Designers should embrace an expanded role in aquatic wildlife restoration to link our natural and built environments, benefitting multiple species and better connecting people to nature. When thinking about ecological assets, the freshwater mussel should be at the forefront of the discussion.
Montana’s first LEED for Neighborhood Development (LEED ND) Gold project is a new neighborhood designed to enable affordable and sustainable living and has earned a Gold level certification under the LEED V4 rating system. evolveEA served as architect and LEED consultant.
With leadership from evolveEA, Hazelwood Green is transforming into a low carbon development with aggressive energy, water, waste, and transportation goals, compliant with 2030 and P4 targets, and is to be certified under LEED for Neighborhood Development.
The Etna EcoDistrict is building on the successes and methods of neighboring ecodistricts and participating in the Triboro Ecodistrict. evolveEA designed a full year community education curriculum that explores key ecodistrict concepts of Water, Food, Energy, Air, Mobility, and Equity.
Like many post-industrial communities, the Larimer neighborhood has seen massive amounts of disinvestment in its residents, organizations and infrastructure.

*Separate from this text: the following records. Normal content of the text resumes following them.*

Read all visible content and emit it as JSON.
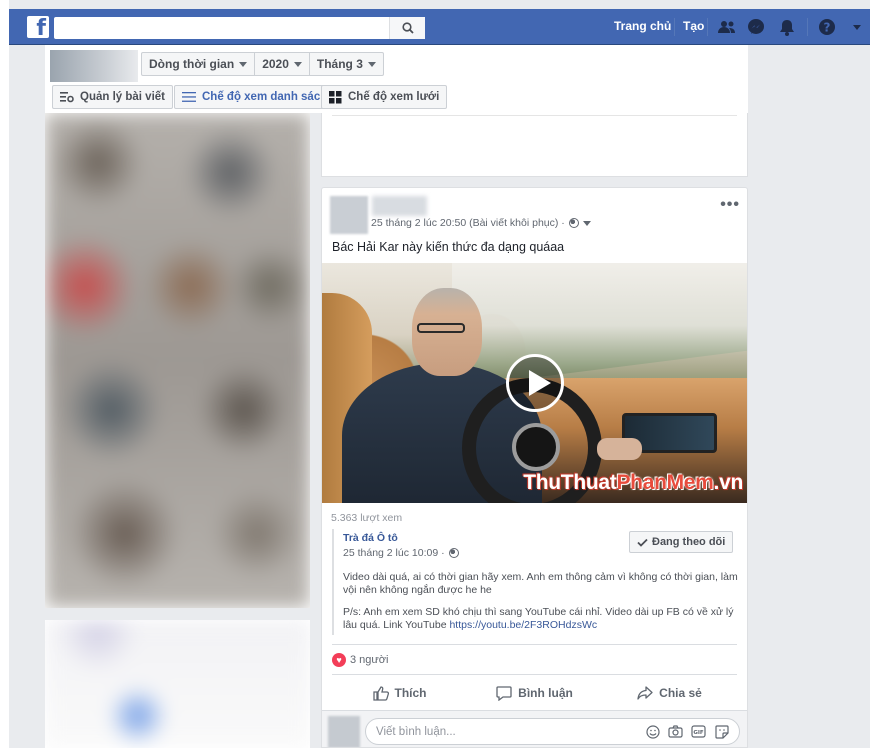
{
  "topbar": {
    "logo": "f",
    "nav_home": "Trang chủ",
    "nav_create": "Tạo"
  },
  "header": {
    "filters": [
      "Dòng thời gian",
      "2020",
      "Tháng 3"
    ],
    "manage_posts": "Quản lý bài viết",
    "list_view": "Chế độ xem danh sách",
    "grid_view": "Chế độ xem lưới"
  },
  "post": {
    "meta": "25 tháng 2 lúc 20:50 (Bài viết khôi phục) ·",
    "more": "•••",
    "text": "Bác Hải Kar này kiến thức đa dạng quáaa",
    "watermark_a": "ThuThuat",
    "watermark_b": "PhanMem",
    "watermark_c": ".vn",
    "views": "5.363 lượt xem",
    "shared": {
      "name": "Trà đá Ô tô",
      "time": "25 tháng 2 lúc 10:09 ·",
      "follow": "Đang theo dõi",
      "p1": "Video dài quá, ai có thời gian hãy xem. Anh em thông cảm vì không có thời gian, làm vội nên không ngắn được he he",
      "p2": "P/s: Anh em xem SD khó chịu thì sang YouTube cái nhỉ. Video dài up FB có về xử lý lâu quá. Link YouTube",
      "link": "https://youtu.be/2F3ROHdzsWc"
    },
    "reactions": "3 người",
    "like": "Thích",
    "comment": "Bình luận",
    "share": "Chia sẻ",
    "comment_placeholder": "Viết bình luận..."
  },
  "colors": {
    "brand": "#4267b2",
    "link": "#385898",
    "heart": "#f33e58"
  }
}
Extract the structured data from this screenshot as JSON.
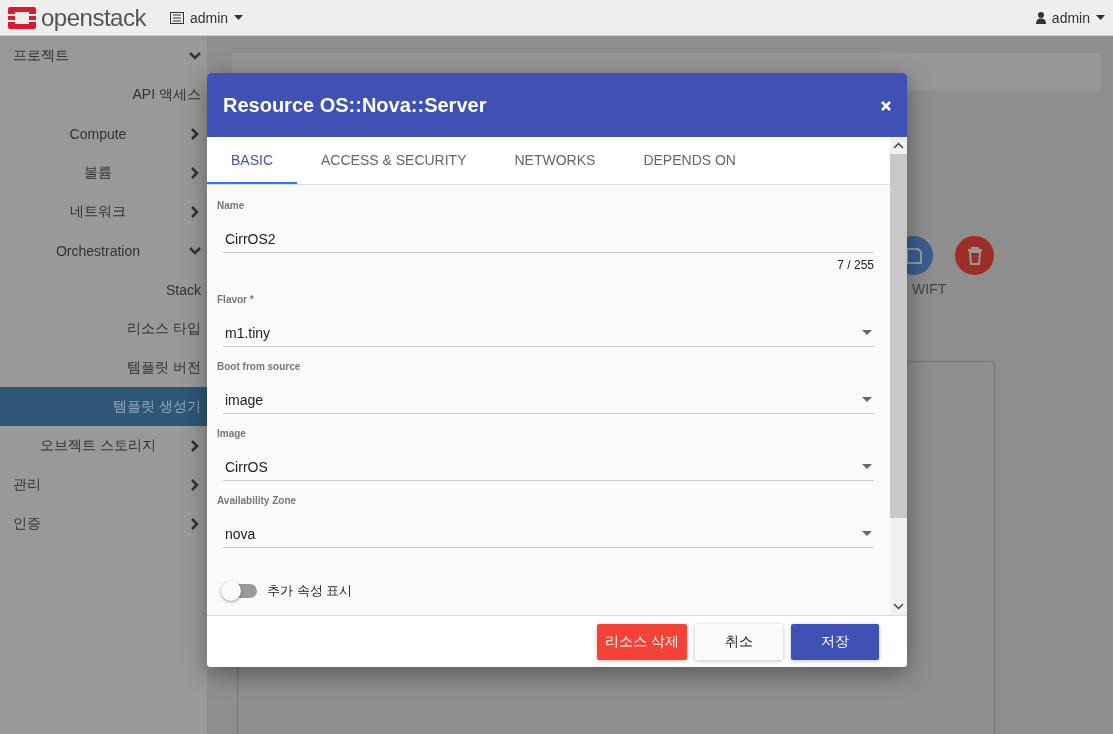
{
  "topbar": {
    "logo": "openstack",
    "project_menu": "admin",
    "user_menu": "admin"
  },
  "sidebar": {
    "items": [
      {
        "label": "프로젝트",
        "selected": false,
        "expanded": true,
        "children": [
          {
            "label": "API 액세스",
            "selected": false
          },
          {
            "label": "Compute",
            "selected": false,
            "expanded": false
          },
          {
            "label": "볼륨",
            "selected": false,
            "expanded": false
          },
          {
            "label": "네트워크",
            "selected": false,
            "expanded": false
          },
          {
            "label": "Orchestration",
            "selected": false,
            "expanded": true,
            "children": [
              {
                "label": "Stack",
                "selected": false
              },
              {
                "label": "리소스 타입",
                "selected": false
              },
              {
                "label": "템플릿 버전",
                "selected": false
              },
              {
                "label": "템플릿 생성기",
                "selected": true
              }
            ]
          },
          {
            "label": "오브젝트 스토리지",
            "selected": false,
            "expanded": false
          }
        ]
      },
      {
        "label": "관리",
        "selected": false,
        "expanded": false
      },
      {
        "label": "인증",
        "selected": false,
        "expanded": false
      }
    ]
  },
  "background": {
    "button_caption": "WIFT"
  },
  "dialog": {
    "title": "Resource OS::Nova::Server",
    "tabs": [
      {
        "label": "BASIC",
        "selected": true
      },
      {
        "label": "ACCESS & SECURITY",
        "selected": false
      },
      {
        "label": "NETWORKS",
        "selected": false
      },
      {
        "label": "DEPENDS ON",
        "selected": false
      }
    ],
    "fields": [
      {
        "kind": "text",
        "label": "Name",
        "value": "CirrOS2",
        "counter": "7 / 255"
      },
      {
        "kind": "select",
        "label": "Flavor *",
        "value": "m1.tiny"
      },
      {
        "kind": "select",
        "label": "Boot from source",
        "value": "image"
      },
      {
        "kind": "select",
        "label": "Image",
        "value": "CirrOS"
      },
      {
        "kind": "select",
        "label": "Availability Zone",
        "value": "nova"
      }
    ],
    "toggle": {
      "label": "추가 속성 표시",
      "on": false
    },
    "buttons": [
      {
        "kind": "danger",
        "label": "리소스 삭제"
      },
      {
        "kind": "plain",
        "label": "취소"
      },
      {
        "kind": "primary",
        "label": "저장"
      }
    ]
  }
}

In collaboration with the community, evolveEA articulated a “living cities” vision that examined ways that energy independence, net zero water use, and localized food economies could make the existing community more resilient and attract and sustain equitable development.
The Sharpsburg Ecodistrict is now EcoDistricts Certified, joining Millvale and Etna to become the third community in the world to attain this certification! Certified EcoDistricts prioritize Climate Protection, Resilience, and Equity.